When we read these out of our naturally legalistic hearts, we interpret them as isolated commands; some are poor in spirit, others are pure in heart, and so forth. And so we ask the “enough” questions as a result:
- Am I poor in spirit enough?
- How do I get more humble?
- I need to be more merciful, so I’ve got to get to work on that.
But that’s not what the text says. Instead, the passage collectively describes the sort of person whom God calls blessed. It is a declaration of God’s grace, before Jesus offers any commands.
In the same way, think about Galatians 5:22-23: “…the fruit of the Spirit is love, joy, peace, patience, kindness, goodness, faithfulness, gentleness and self-control.” It’s so easy for us to turn fruit into an end goal—something that we can white knuckle our way toward. But fruit is exactly that: fruit. It’s not something we can make happen; it’s the result of the Spirit’s work in us as we live faithfully in light of what Christ has done for us.
We do the same with the description of the early church in Acts 2 and 3, where we read that the believers were selling their possessions and sharing all they had with anyone who had need. So where we can too easily go is to assume this is prescriptive—that it is a specific instruction for us to follow. But the description is exactly that—a description—and we need to see it for what it is: a beautiful picture of the gospel at work in the lives of His people.
And that’s the point we have to remember: The New Testament is not a new law; it is good news. In it, we learn how Christ completed the Law for us and by faith, His righteousness becomes ours. God gives us grace, and we live in response to it. That is such good news, isn’t it?
We live in light of the end of the story.

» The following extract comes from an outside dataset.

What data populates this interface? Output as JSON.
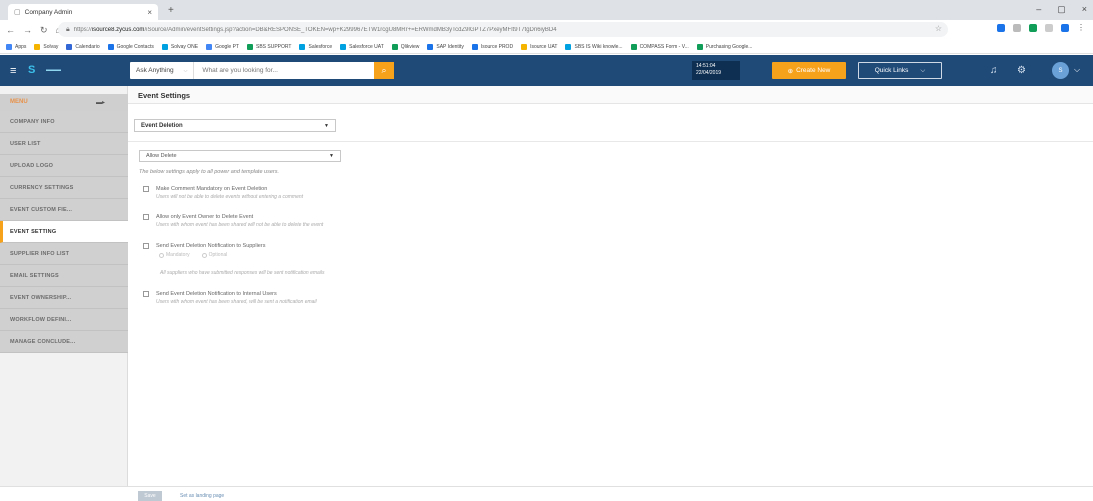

It’s not easy to live faithfully in this world. We can look around at what’s going on socially or politically, and it’s tempting to lose hope. Worse, we can live in fear, looking for signs of the end. But this isn’t what God has intended for us. He has shown us how the story ends—and it is good news!
The story ends with the defeat of sin. Jesus will come back and put an end to the serpent once and for all. Sin will be no more, and death will die, and God’s people will rejoice.
The story ends with comfort for God’s people. When Jesus comes to put the final nail in sin’s coffin, He will wipe every tear from every eye of every one of us. Jesus cares deeply for every single one of His people, and He will comfort each of us when He makes all things new.
The story ends And the story ends with a promise: “I am coming soon.” This is such good news. We know there’s no question over if Jesus will be victorious. We know that there’s no doubt that He will return. But He gives us confidence that He will be coming “soon.” And we have the opportunity to share this hope with others while we wait for “soon” to become “now.”
That’s what seeing the Bible as one big story does—it changes how we see the Old Testament by giving us a foundation for the gospel; it changes how we see the New Testament, by reminding us that it is not a new law but good news. And it changes how we live right now because we know the end of the story.
It changes everything.
Responding to the Big Story
So how should we respond to this? What can we do, or should we do, in response to what we’ve heard today? Let me offer three encouragements as we close:
First, we should repent. We should turn away from our old thinking, our tendency to reduce God’s Word into a book of rules and inspirational stories. He wants us to see something bigger in Scripture—that the gospel is at work from beginning to end.
Second, we should pray. Pray that God would help us to see the Bible for what it is. If all Scripture testifies to Jesus, then we want to see it. So let’s ask the Lord to help us. He will surely do it.
Third, we should pursue. This good news is too good to be kept to ourselves. We want to encourage others to see it as well and join us in this mission we’ve been called to—to make Christ known to people of every tribe, tongue and nation until there is no one left who needs to hear it.